### SUPPLIED RECORDS

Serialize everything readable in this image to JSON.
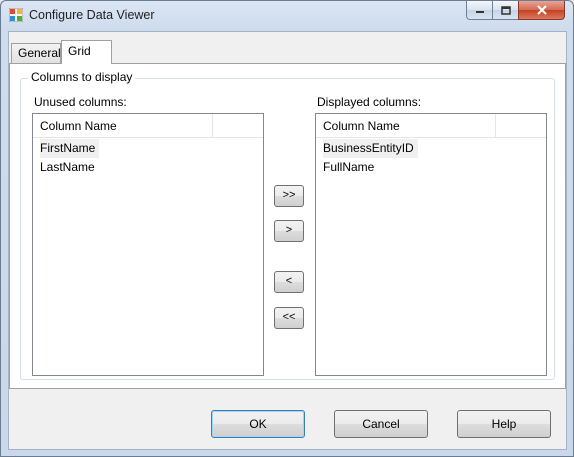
{
  "window": {
    "title": "Configure Data Viewer",
    "icon": "data-viewer-app-icon"
  },
  "tabs": [
    {
      "label": "General",
      "selected": false
    },
    {
      "label": "Grid",
      "selected": true
    }
  ],
  "group": {
    "legend": "Columns to display",
    "unused": {
      "label": "Unused columns:",
      "header": "Column Name",
      "rows": [
        "FirstName",
        "LastName"
      ]
    },
    "displayed": {
      "label": "Displayed columns:",
      "header": "Column Name",
      "rows": [
        "BusinessEntityID",
        "FullName"
      ]
    },
    "move_buttons": {
      "add_all": ">>",
      "add": ">",
      "remove": "<",
      "remove_all": "<<"
    }
  },
  "buttons": {
    "ok": "OK",
    "cancel": "Cancel",
    "help": "Help"
  }
}
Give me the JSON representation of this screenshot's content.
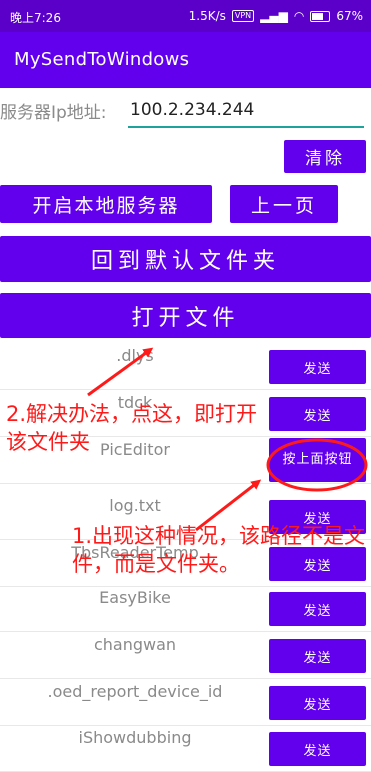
{
  "status_bar": {
    "time": "晚上7:26",
    "speed": "1.5K/s",
    "vpn": "VPN",
    "battery": "67%"
  },
  "app_bar": {
    "title": "MySendToWindows"
  },
  "server": {
    "label": "服务器Ip地址:",
    "value": "100.2.234.244"
  },
  "buttons": {
    "clear": "清除",
    "start_server": "开启本地服务器",
    "prev_page": "上一页",
    "default_folder": "回到默认文件夹",
    "open_file": "打开文件"
  },
  "files": [
    {
      "name": ".dlys",
      "action": "发送"
    },
    {
      "name": "tdck",
      "action": "发送"
    },
    {
      "name": "PicEditor",
      "action": "按上面按钮"
    },
    {
      "name": "log.txt",
      "action": "发送"
    },
    {
      "name": "TbsReaderTemp",
      "action": "发送"
    },
    {
      "name": "EasyBike",
      "action": "发送"
    },
    {
      "name": "changwan",
      "action": "发送"
    },
    {
      "name": ".oed_report_device_id",
      "action": "发送"
    },
    {
      "name": "iShowdubbing",
      "action": "发送"
    }
  ],
  "annotations": {
    "note2": "2.解决办法，点这，即打开该文件夹",
    "note1": "1.出现这种情况，该路径不是文件，而是文件夹。"
  },
  "colors": {
    "primary": "#6200ee",
    "status_bar": "#5a00c8",
    "accent": "#1ea39a",
    "annotation": "#ff1a1a"
  }
}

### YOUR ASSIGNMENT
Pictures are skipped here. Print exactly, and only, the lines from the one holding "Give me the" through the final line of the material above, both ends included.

### FINISHED EXERCISE
Give me the JSON representation of this screenshot's content.
{
  "status_bar": {
    "time": "晚上7:26",
    "speed": "1.5K/s",
    "vpn": "VPN",
    "battery": "67%"
  },
  "app_bar": {
    "title": "MySendToWindows"
  },
  "server": {
    "label": "服务器Ip地址:",
    "value": "100.2.234.244"
  },
  "buttons": {
    "clear": "清除",
    "start_server": "开启本地服务器",
    "prev_page": "上一页",
    "default_folder": "回到默认文件夹",
    "open_file": "打开文件"
  },
  "files": [
    {
      "name": ".dlys",
      "action": "发送"
    },
    {
      "name": "tdck",
      "action": "发送"
    },
    {
      "name": "PicEditor",
      "action": "按上面按钮"
    },
    {
      "name": "log.txt",
      "action": "发送"
    },
    {
      "name": "TbsReaderTemp",
      "action": "发送"
    },
    {
      "name": "EasyBike",
      "action": "发送"
    },
    {
      "name": "changwan",
      "action": "发送"
    },
    {
      "name": ".oed_report_device_id",
      "action": "发送"
    },
    {
      "name": "iShowdubbing",
      "action": "发送"
    }
  ],
  "annotations": {
    "note2": "2.解决办法，点这，即打开该文件夹",
    "note1": "1.出现这种情况，该路径不是文件，而是文件夹。"
  },
  "colors": {
    "primary": "#6200ee",
    "status_bar": "#5a00c8",
    "accent": "#1ea39a",
    "annotation": "#ff1a1a"
  }
}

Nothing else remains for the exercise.